Walking here, past the city’s convention center, there was a couple taking selfies in front of this same view. They probably wouldn’t have minded some assistance, but I didn’t want to be too forward and just walk up to say, “Want me to take your picture?” I went around a staircase, sat down on a bench, looked over and then asked, “You all want some help?”

They said, “Yes!” and were very excited about it. I took a couple shots and they liked their pose in the second one. Mark introduced himself first, then I did, then Rochelle. They are out here from Vegas, just got married, and are taking a cruise to Ensenada for a three-day weekend honeymoon.

They’ll keep that photo around awhile, I bet.

At my friend’s 21st birthday a couple weeks back, I ordered a grilled cheese and tomato bisque. About ten seconds after being served, I took my phone out and snapped a picture. IMMEDIATELY after, I looked around at my friends and told them that I’m not going to Instagram it, post it to Facebook or anywhere, nor do I plan to look at it ever again. I pocketed my phone with a tinge of shame.

There is a tension between the permanence and transience of photos and images.

Continue reading

I put more time into these keys than studying for some tests

Over the past few months the number of keys needed for my day-to-day functioning has increased. Fewer than others use, but an amount that becomes a hassle when it’s dark and I need to unlock a door. I wanted to devise a solution to make low-light—even no-light—use of my keys efficient and accurate.

Key Arrangement
There are five single keys, my car keys, and a bottle opener.

The two round-topped keys are for P.O. Boxes, which never have low-light problems and are easy to identify.

My car key fob busted when I stepped on it after a run, but a friend fixed it with cloth, epoxy, and Gorilla Glue. (I really appreciated that. Shout out to Sam.)

The keys at the bottom left of the picture, next to the bottle opener, are the real challenge.

Three keys. Two different locations.

If there’s good lighting, which key goes to what lock is simple to distinguish—the silver keys are for the same door, gold is for a door at a different location.

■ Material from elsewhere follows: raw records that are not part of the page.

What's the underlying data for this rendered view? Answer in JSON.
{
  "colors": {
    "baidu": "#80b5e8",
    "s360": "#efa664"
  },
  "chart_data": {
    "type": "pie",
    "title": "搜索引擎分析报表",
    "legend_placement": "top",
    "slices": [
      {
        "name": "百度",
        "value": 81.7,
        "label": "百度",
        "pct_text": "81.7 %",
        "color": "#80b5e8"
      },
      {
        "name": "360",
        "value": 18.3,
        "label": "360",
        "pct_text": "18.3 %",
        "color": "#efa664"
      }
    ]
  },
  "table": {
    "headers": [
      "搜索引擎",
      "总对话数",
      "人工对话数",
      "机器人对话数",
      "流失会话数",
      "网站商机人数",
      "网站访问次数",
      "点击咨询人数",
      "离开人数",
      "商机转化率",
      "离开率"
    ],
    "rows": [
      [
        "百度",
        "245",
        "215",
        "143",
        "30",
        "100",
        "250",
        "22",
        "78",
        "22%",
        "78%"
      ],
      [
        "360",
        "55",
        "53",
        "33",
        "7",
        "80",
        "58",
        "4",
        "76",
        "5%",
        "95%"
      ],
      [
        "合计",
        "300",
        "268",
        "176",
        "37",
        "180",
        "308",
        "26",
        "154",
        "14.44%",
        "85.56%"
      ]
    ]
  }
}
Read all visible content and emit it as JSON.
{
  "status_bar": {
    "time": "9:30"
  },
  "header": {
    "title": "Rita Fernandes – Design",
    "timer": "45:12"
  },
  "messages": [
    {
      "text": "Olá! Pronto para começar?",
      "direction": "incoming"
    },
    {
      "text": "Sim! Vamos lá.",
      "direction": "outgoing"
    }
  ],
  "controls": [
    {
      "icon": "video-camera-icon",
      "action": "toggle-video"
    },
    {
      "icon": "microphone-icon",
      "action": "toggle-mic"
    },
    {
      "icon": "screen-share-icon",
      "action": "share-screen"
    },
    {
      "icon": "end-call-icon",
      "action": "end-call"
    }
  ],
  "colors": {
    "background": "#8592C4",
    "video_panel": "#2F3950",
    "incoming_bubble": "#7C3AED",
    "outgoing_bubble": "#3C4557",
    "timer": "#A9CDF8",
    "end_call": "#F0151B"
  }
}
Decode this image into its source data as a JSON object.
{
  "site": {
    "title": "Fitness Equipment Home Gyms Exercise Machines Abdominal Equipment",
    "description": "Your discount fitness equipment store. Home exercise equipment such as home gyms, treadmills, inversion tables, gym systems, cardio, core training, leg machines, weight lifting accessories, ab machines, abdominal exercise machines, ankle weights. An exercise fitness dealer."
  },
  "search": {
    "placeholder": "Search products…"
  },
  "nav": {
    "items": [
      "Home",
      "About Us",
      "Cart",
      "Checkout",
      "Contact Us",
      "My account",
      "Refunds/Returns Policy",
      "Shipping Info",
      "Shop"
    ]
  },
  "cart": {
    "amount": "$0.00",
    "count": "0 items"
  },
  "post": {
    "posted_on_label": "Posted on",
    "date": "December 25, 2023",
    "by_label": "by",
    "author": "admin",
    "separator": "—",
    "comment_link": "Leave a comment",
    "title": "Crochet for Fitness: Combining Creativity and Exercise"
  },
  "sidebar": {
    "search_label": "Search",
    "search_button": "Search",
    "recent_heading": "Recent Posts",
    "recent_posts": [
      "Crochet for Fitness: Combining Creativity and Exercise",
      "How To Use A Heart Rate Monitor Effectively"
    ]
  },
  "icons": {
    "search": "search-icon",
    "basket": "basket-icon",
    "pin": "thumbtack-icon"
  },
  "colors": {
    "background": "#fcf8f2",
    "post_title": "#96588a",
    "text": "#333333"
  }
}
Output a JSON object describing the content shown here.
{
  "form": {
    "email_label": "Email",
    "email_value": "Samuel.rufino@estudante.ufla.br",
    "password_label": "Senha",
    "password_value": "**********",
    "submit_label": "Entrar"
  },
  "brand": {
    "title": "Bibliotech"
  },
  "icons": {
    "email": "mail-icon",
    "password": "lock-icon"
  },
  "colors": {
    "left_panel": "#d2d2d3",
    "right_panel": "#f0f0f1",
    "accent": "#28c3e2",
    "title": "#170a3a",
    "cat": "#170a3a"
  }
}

The middle silver key has a black plastic cover. I use it the most, and—because of that cover—it is the easiest to find; this holds true during the day, but the cover becomes particularly useful at night because its distinct texture and feel make it easy to pick out.

That black plastic covered key is the… “keystone” to figuring out the two keys on either side of it. The other silver one—that works on a second knob on the same door—faces the same direction as the covered key. The gold key faces the opposite way, establishing it as for the door at the second location!

Before sitting down and figuring this out I would take my phone out for lighting and squint at the keys, but this required two hands so it became a hassle when I was carrying things from my car. The feel and relative locations/directions of the keys was a solution with the least amount of work and the most convenience.

Life hacking. It doesn’t have to be about Getting Things Done or Doing All The Things. Sometimes you just have to find the right key.